= TO DO =
Locate every line in the records below that holds the word "command" and return each one.

(Component data from apps and pages)
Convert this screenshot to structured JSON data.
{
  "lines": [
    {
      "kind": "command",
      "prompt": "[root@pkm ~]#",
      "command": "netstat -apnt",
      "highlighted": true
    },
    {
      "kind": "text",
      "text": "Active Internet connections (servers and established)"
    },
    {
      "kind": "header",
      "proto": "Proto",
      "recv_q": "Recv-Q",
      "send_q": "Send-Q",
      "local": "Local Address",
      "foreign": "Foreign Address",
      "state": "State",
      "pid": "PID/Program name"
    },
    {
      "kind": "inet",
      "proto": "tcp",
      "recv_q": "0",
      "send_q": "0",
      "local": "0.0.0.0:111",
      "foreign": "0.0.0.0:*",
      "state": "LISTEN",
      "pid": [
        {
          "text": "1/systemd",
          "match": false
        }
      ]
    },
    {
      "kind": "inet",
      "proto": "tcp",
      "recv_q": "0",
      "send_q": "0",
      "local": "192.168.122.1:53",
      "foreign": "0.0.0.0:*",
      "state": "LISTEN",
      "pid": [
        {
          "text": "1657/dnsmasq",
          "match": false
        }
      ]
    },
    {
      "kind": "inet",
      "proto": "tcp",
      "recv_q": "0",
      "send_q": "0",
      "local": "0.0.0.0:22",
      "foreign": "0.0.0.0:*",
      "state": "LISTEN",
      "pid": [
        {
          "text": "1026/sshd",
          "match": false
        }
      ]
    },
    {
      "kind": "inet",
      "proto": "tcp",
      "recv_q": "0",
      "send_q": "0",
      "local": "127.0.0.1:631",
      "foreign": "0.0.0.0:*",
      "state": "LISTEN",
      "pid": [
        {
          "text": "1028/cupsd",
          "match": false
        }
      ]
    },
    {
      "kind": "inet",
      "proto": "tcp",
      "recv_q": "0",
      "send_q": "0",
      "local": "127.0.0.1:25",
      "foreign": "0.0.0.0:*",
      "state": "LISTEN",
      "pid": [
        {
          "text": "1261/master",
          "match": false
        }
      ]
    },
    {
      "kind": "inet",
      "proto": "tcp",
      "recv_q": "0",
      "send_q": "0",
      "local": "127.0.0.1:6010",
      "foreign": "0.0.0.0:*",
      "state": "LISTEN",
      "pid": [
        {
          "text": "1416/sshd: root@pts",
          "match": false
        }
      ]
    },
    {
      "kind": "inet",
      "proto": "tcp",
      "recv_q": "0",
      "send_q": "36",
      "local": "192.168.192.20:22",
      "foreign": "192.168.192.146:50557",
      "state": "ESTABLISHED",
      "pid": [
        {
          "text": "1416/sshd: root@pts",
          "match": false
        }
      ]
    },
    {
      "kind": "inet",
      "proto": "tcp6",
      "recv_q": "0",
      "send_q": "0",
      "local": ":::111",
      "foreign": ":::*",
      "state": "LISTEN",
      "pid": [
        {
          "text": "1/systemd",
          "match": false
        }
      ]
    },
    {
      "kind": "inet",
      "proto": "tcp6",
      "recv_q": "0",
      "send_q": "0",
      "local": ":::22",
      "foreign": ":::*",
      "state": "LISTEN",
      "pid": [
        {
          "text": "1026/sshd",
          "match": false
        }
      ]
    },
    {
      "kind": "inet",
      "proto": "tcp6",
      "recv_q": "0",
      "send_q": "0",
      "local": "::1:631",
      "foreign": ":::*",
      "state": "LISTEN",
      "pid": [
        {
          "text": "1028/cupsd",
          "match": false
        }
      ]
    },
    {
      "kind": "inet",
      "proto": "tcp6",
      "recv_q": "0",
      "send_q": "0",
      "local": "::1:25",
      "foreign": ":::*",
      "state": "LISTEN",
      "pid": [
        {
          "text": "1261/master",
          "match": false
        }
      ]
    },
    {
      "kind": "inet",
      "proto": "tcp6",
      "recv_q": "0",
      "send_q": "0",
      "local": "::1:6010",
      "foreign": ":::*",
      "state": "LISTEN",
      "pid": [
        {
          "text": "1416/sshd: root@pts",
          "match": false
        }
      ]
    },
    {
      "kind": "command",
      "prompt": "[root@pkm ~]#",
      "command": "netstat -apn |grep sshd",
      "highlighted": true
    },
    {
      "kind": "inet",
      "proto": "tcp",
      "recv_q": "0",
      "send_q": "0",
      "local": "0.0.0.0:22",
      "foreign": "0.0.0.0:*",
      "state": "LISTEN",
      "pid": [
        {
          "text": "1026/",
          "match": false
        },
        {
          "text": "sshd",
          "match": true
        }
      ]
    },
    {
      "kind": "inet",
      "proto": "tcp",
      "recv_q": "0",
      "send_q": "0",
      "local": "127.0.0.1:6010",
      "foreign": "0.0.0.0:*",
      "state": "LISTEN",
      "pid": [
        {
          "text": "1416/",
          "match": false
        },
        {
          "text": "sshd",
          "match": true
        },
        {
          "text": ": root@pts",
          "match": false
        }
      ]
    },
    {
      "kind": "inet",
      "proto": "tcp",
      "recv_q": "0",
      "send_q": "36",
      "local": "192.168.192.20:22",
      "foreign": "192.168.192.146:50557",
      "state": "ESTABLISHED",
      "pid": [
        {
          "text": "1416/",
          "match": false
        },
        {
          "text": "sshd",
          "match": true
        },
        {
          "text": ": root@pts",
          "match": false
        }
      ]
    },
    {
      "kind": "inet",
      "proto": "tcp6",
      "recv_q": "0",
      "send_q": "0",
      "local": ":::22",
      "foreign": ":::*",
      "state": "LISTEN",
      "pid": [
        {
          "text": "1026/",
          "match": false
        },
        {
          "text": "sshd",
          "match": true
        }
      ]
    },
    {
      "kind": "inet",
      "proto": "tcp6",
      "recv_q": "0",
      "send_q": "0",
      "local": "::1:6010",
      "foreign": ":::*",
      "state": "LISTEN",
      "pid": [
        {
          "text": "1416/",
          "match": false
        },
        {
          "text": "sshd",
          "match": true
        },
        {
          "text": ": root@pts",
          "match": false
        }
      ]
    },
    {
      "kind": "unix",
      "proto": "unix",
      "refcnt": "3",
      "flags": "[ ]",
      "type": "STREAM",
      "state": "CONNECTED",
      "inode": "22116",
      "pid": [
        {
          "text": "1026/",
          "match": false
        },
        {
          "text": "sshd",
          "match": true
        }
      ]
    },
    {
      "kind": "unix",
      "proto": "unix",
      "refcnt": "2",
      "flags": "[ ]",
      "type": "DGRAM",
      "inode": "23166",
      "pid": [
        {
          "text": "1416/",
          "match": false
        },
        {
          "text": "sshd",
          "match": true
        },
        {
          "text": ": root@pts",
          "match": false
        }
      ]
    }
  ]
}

= OUTPUT OF THE EXERCISE =
      "kind": "command",
      "command": "netstat -apnt",
      "kind": "command",
      "command": "netstat -apn |grep sshd",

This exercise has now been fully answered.